Thoughtful teen fiction at its finest. Kate Malone: popular straight A student, long-distance runner, pillar of strength to her single-parent dad. She thinks she can she can handle anything. Until it all goes wrong. Kate's life is spiraling out of control - and Kate's about to find out how exhilarating that can be.

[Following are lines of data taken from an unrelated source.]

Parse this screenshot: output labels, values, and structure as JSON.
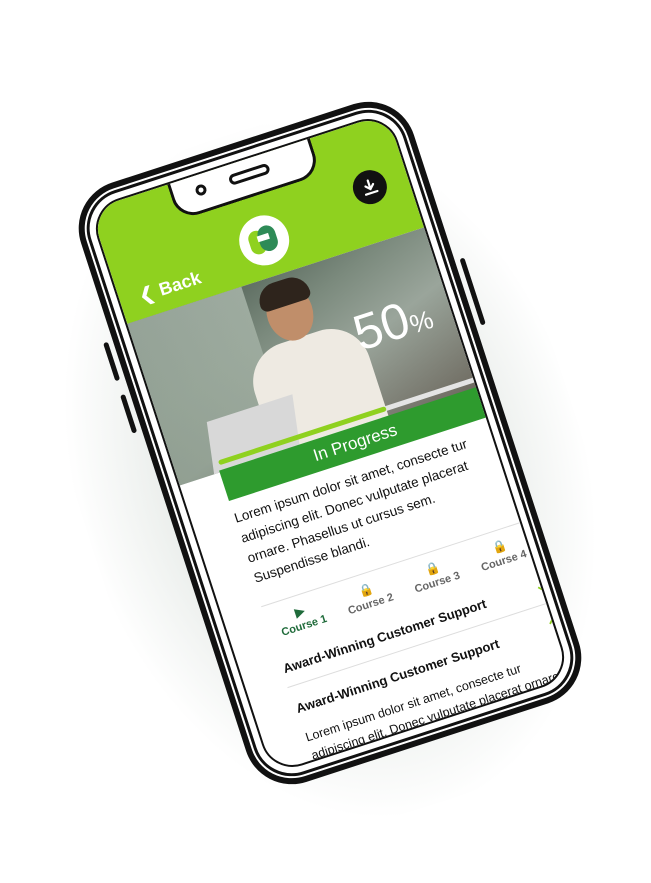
{
  "header": {
    "back_label": "Back",
    "back_icon": "chevron-left-icon",
    "logo_icon": "brand-logo-icon",
    "download_icon": "download-icon",
    "accent_color": "#8fd11f",
    "dark_accent": "#2e9b2e"
  },
  "progress": {
    "percent_value": "50",
    "percent_symbol": "%",
    "fraction": 0.65,
    "status_label": "In Progress"
  },
  "description": "Lorem ipsum dolor sit amet, consecte tur adipiscing elit. Donec vulputate placerat ornare. Phasellus ut cursus sem. Suspendisse blandi.",
  "tabs": [
    {
      "label": "Course 1",
      "icon": "play-icon",
      "active": true
    },
    {
      "label": "Course 2",
      "icon": "lock-icon",
      "active": false
    },
    {
      "label": "Course 3",
      "icon": "lock-icon",
      "active": false
    },
    {
      "label": "Course 4",
      "icon": "lock-icon",
      "active": false
    }
  ],
  "sections": [
    {
      "title": "Award-Winning Customer Support",
      "state": "collapsed",
      "chevron": "chevron-down-icon"
    },
    {
      "title": "Award-Winning Customer Support",
      "state": "expanded",
      "chevron": "chevron-up-icon",
      "body": "Lorem ipsum dolor sit amet, consecte tur adipiscing elit. Donec vulputate placerat ornare. Phasellus ut cursus sem."
    }
  ]
}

Like its cross-country running heroine, Anderson's (Speak) latest novel starts off promisingly, then loses its pacing about midway through. The narrator, 18-year-old Kate Malone, has placed all of her eggs in one basket: she has applied only to her late mother's alma mater, MIT. Calculus is a cinch, chemistry is her favorite subject, even physics comes easily to her, but when her MIT rejection arrives, it acts as catalyst for the slow unraveling of her delicately balanced life. A preacher's daughter, she struggles between "Good Kate" and "Bad Kate" as she singlehandedly keeps the household running (her mother died nine years ago). Anderson excels in conveying Kate's anxieties and her concomitant insomnia, and frequently intersperses evidence of Kate's sharp humor (she calls Mitchell A. Pangborn III "my friend, my enemy, my lust"). But Kate's relationships with others remain hazy. While this seems to reflect Kate's state of mind, since she slowly shuts everyone out as her MIT-less fate becomes clear, her detachment may create a similar effect for readers. This aloofness becomes most problematic in the dynamics of her relationship with Teri Litch, who once beat her up habitually. After Teri's house burns down, she and toddler Mikey Litch come to live with the Malones, and the action escalates to the point of melodrama. Yet another tragic event spurs a reconciliation between Kate and Teri, but the underlying changes in the individuals that lead up to this event remain unclear. Teens will take to Kate instantly, but as the novel continues, they may be confused about what makes her tick. Still, the universal obstacles she faces and the realistic outcome will likely hold readers' attention. Ages 12-up.